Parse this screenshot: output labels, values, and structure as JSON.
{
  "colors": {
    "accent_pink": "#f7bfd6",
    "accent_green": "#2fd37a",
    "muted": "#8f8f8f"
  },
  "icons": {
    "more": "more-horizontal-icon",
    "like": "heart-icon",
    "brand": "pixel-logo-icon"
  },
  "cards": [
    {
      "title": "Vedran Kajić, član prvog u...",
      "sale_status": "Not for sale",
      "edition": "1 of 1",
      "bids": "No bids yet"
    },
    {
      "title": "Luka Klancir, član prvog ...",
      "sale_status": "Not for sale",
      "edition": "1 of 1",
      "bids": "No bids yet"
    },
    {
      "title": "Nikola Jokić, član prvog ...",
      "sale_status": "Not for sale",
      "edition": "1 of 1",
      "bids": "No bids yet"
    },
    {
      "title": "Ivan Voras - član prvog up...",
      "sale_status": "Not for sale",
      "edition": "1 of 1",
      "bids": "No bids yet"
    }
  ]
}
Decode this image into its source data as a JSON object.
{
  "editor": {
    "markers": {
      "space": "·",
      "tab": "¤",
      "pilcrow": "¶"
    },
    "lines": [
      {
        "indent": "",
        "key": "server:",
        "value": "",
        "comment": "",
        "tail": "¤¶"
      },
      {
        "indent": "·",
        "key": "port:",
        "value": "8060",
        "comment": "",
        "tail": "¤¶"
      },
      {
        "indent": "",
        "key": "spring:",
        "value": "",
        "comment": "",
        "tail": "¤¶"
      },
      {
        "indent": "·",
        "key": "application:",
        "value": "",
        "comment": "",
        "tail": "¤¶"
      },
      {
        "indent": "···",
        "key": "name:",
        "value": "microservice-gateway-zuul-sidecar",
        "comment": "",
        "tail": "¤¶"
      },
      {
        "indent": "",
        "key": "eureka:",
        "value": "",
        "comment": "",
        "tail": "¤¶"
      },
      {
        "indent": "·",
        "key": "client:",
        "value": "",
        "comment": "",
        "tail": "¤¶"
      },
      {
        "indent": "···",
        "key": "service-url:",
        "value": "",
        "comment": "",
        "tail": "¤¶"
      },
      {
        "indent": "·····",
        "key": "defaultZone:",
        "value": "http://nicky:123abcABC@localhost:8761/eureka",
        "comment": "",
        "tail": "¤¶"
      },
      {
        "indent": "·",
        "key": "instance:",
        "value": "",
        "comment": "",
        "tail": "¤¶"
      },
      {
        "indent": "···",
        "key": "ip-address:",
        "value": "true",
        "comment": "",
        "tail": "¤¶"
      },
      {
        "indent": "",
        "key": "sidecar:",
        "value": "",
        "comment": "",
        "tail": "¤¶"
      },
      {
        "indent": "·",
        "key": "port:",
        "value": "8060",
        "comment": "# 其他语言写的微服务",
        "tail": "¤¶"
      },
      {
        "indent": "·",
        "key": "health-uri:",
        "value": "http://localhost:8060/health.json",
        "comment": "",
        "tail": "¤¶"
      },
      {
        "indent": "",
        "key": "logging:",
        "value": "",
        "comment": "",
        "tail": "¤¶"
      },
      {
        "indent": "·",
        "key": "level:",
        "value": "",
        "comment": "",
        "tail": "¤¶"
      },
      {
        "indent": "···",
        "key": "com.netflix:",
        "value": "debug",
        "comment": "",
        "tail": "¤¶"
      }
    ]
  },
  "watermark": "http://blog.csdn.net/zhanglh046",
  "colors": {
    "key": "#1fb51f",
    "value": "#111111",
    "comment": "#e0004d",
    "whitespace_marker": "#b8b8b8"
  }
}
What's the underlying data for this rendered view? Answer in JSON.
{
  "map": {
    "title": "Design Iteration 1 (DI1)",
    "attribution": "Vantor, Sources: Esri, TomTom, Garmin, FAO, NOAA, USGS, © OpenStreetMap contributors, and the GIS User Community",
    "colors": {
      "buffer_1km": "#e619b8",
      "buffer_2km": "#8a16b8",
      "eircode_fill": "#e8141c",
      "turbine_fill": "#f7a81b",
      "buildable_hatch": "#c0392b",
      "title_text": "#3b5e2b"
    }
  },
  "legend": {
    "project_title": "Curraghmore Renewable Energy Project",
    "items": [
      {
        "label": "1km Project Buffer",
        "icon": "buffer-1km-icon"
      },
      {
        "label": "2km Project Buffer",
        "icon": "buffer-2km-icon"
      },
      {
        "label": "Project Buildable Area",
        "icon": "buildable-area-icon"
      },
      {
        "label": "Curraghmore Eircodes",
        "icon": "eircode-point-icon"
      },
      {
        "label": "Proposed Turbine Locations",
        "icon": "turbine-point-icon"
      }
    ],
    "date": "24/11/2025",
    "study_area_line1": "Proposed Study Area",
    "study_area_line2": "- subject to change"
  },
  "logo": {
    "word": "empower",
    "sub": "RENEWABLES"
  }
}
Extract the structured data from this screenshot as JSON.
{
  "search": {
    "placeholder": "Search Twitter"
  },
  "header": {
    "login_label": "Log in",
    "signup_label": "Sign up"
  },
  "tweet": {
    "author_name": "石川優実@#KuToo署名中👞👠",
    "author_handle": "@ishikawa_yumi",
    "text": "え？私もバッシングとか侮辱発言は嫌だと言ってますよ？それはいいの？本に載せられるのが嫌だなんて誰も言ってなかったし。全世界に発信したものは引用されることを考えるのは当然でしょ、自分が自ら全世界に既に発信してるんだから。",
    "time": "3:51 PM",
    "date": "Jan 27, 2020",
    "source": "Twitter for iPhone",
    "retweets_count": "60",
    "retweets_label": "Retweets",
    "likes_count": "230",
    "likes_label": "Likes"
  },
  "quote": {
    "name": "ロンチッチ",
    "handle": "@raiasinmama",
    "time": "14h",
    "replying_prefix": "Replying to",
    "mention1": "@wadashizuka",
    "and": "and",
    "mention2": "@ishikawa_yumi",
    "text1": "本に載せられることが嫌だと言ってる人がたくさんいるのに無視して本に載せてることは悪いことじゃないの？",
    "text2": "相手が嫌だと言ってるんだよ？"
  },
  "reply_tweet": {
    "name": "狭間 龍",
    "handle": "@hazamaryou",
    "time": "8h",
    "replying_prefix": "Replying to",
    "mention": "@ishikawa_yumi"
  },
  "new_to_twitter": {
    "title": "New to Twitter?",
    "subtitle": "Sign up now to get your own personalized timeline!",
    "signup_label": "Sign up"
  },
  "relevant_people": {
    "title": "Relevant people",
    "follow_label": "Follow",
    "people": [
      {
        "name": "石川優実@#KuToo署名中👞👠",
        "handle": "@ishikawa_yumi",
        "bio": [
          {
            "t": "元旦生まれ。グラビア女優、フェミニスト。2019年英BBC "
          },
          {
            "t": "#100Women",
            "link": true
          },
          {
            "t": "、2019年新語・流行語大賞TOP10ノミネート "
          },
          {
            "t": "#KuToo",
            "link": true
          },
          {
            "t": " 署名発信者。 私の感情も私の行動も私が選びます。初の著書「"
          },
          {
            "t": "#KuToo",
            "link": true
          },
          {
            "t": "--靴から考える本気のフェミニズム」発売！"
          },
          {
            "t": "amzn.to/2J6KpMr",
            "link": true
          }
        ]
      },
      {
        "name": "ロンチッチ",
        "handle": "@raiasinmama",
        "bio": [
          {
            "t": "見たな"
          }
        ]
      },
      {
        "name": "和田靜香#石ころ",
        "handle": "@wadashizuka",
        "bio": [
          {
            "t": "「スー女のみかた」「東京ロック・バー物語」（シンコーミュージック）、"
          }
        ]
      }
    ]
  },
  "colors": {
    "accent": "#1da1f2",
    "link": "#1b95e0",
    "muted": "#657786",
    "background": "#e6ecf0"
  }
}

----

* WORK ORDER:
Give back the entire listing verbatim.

* RESULT:
Parse this screenshot: output labels, values, and structure as JSON.
{
  "colors": {
    "accent_pink": "#f7bfd6",
    "accent_green": "#2fd37a",
    "muted": "#8f8f8f"
  },
  "icons": {
    "more": "more-horizontal-icon",
    "like": "heart-icon",
    "brand": "pixel-logo-icon"
  },
  "cards": [
    {
      "title": "Vedran Kajić, član prvog u...",
      "sale_status": "Not for sale",
      "edition": "1 of 1",
      "bids": "No bids yet"
    },
    {
      "title": "Luka Klancir, član prvog ...",
      "sale_status": "Not for sale",
      "edition": "1 of 1",
      "bids": "No bids yet"
    },
    {
      "title": "Nikola Jokić, član prvog ...",
      "sale_status": "Not for sale",
      "edition": "1 of 1",
      "bids": "No bids yet"
    },
    {
      "title": "Ivan Voras - član prvog up...",
      "sale_status": "Not for sale",
      "edition": "1 of 1",
      "bids": "No bids yet"
    }
  ]
}
Decode this image into its source data as a JSON object.
{
  "editor": {
    "markers": {
      "space": "·",
      "tab": "¤",
      "pilcrow": "¶"
    },
    "lines": [
      {
        "indent": "",
        "key": "server:",
        "value": "",
        "comment": "",
        "tail": "¤¶"
      },
      {
        "indent": "·",
        "key": "port:",
        "value": "8060",
        "comment": "",
        "tail": "¤¶"
      },
      {
        "indent": "",
        "key": "spring:",
        "value": "",
        "comment": "",
        "tail": "¤¶"
      },
      {
        "indent": "·",
        "key": "application:",
        "value": "",
        "comment": "",
        "tail": "¤¶"
      },
      {
        "indent": "···",
        "key": "name:",
        "value": "microservice-gateway-zuul-sidecar",
        "comment": "",
        "tail": "¤¶"
      },
      {
        "indent": "",
        "key": "eureka:",
        "value": "",
        "comment": "",
        "tail": "¤¶"
      },
      {
        "indent": "·",
        "key": "client:",
        "value": "",
        "comment": "",
        "tail": "¤¶"
      },
      {
        "indent": "···",
        "key": "service-url:",
        "value": "",
        "comment": "",
        "tail": "¤¶"
      },
      {
        "indent": "·····",
        "key": "defaultZone:",
        "value": "http://nicky:123abcABC@localhost:8761/eureka",
        "comment": "",
        "tail": "¤¶"
      },
      {
        "indent": "·",
        "key": "instance:",
        "value": "",
        "comment": "",
        "tail": "¤¶"
      },
      {
        "indent": "···",
        "key": "ip-address:",
        "value": "true",
        "comment": "",
        "tail": "¤¶"
      },
      {
        "indent": "",
        "key": "sidecar:",
        "value": "",
        "comment": "",
        "tail": "¤¶"
      },
      {
        "indent": "·",
        "key": "port:",
        "value": "8060",
        "comment": "# 其他语言写的微服务",
        "tail": "¤¶"
      },
      {
        "indent": "·",
        "key": "health-uri:",
        "value": "http://localhost:8060/health.json",
        "comment": "",
        "tail": "¤¶"
      },
      {
        "indent": "",
        "key": "logging:",
        "value": "",
        "comment": "",
        "tail": "¤¶"
      },
      {
        "indent": "·",
        "key": "level:",
        "value": "",
        "comment": "",
        "tail": "¤¶"
      },
      {
        "indent": "···",
        "key": "com.netflix:",
        "value": "debug",
        "comment": "",
        "tail": "¤¶"
      }
    ]
  },
  "watermark": "http://blog.csdn.net/zhanglh046",
  "colors": {
    "key": "#1fb51f",
    "value": "#111111",
    "comment": "#e0004d",
    "whitespace_marker": "#b8b8b8"
  }
}
What's the underlying data for this rendered view? Answer in JSON.
{
  "map": {
    "title": "Design Iteration 1 (DI1)",
    "attribution": "Vantor, Sources: Esri, TomTom, Garmin, FAO, NOAA, USGS, © OpenStreetMap contributors, and the GIS User Community",
    "colors": {
      "buffer_1km": "#e619b8",
      "buffer_2km": "#8a16b8",
      "eircode_fill": "#e8141c",
      "turbine_fill": "#f7a81b",
      "buildable_hatch": "#c0392b",
      "title_text": "#3b5e2b"
    }
  },
  "legend": {
    "project_title": "Curraghmore Renewable Energy Project",
    "items": [
      {
        "label": "1km Project Buffer",
        "icon": "buffer-1km-icon"
      },
      {
        "label": "2km Project Buffer",
        "icon": "buffer-2km-icon"
      },
      {
        "label": "Project Buildable Area",
        "icon": "buildable-area-icon"
      },
      {
        "label": "Curraghmore Eircodes",
        "icon": "eircode-point-icon"
      },
      {
        "label": "Proposed Turbine Locations",
        "icon": "turbine-point-icon"
      }
    ],
    "date": "24/11/2025",
    "study_area_line1": "Proposed Study Area",
    "study_area_line2": "- subject to change"
  },
  "logo": {
    "word": "empower",
    "sub": "RENEWABLES"
  }
}
Extract the structured data from this screenshot as JSON.
{
  "search": {
    "placeholder": "Search Twitter"
  },
  "header": {
    "login_label": "Log in",
    "signup_label": "Sign up"
  },
  "tweet": {
    "author_name": "石川優実@#KuToo署名中👞👠",
    "author_handle": "@ishikawa_yumi",
    "text": "え？私もバッシングとか侮辱発言は嫌だと言ってますよ？それはいいの？本に載せられるのが嫌だなんて誰も言ってなかったし。全世界に発信したものは引用されることを考えるのは当然でしょ、自分が自ら全世界に既に発信してるんだから。",
    "time": "3:51 PM",
    "date": "Jan 27, 2020",
    "source": "Twitter for iPhone",
    "retweets_count": "60",
    "retweets_label": "Retweets",
    "likes_count": "230",
    "likes_label": "Likes"
  },
  "quote": {
    "name": "ロンチッチ",
    "handle": "@raiasinmama",
    "time": "14h",
    "replying_prefix": "Replying to",
    "mention1": "@wadashizuka",
    "and": "and",
    "mention2": "@ishikawa_yumi",
    "text1": "本に載せられることが嫌だと言ってる人がたくさんいるのに無視して本に載せてることは悪いことじゃないの？",
    "text2": "相手が嫌だと言ってるんだよ？"
  },
  "reply_tweet": {
    "name": "狭間 龍",
    "handle": "@hazamaryou",
    "time": "8h",
    "replying_prefix": "Replying to",
    "mention": "@ishikawa_yumi"
  },
  "new_to_twitter": {
    "title": "New to Twitter?",
    "subtitle": "Sign up now to get your own personalized timeline!",
    "signup_label": "Sign up"
  },
  "relevant_people": {
    "title": "Relevant people",
    "follow_label": "Follow",
    "people": [
      {
        "name": "石川優実@#KuToo署名中👞👠",
        "handle": "@ishikawa_yumi",
        "bio": [
          {
            "t": "元旦生まれ。グラビア女優、フェミニスト。2019年英BBC "
          },
          {
            "t": "#100Women",
            "link": true
          },
          {
            "t": "、2019年新語・流行語大賞TOP10ノミネート "
          },
          {
            "t": "#KuToo",
            "link": true
          },
          {
            "t": " 署名発信者。 私の感情も私の行動も私が選びます。初の著書「"
          },
          {
            "t": "#KuToo",
            "link": true
          },
          {
            "t": "--靴から考える本気のフェミニズム」発売！"
          },
          {
            "t": "amzn.to/2J6KpMr",
            "link": true
          }
        ]
      },
      {
        "name": "ロンチッチ",
        "handle": "@raiasinmama",
        "bio": [
          {
            "t": "見たな"
          }
        ]
      },
      {
        "name": "和田靜香#石ころ",
        "handle": "@wadashizuka",
        "bio": [
          {
            "t": "「スー女のみかた」「東京ロック・バー物語」（シンコーミュージック）、"
          }
        ]
      }
    ]
  },
  "colors": {
    "accent": "#1da1f2",
    "link": "#1b95e0",
    "muted": "#657786",
    "background": "#e6ecf0"
  }
}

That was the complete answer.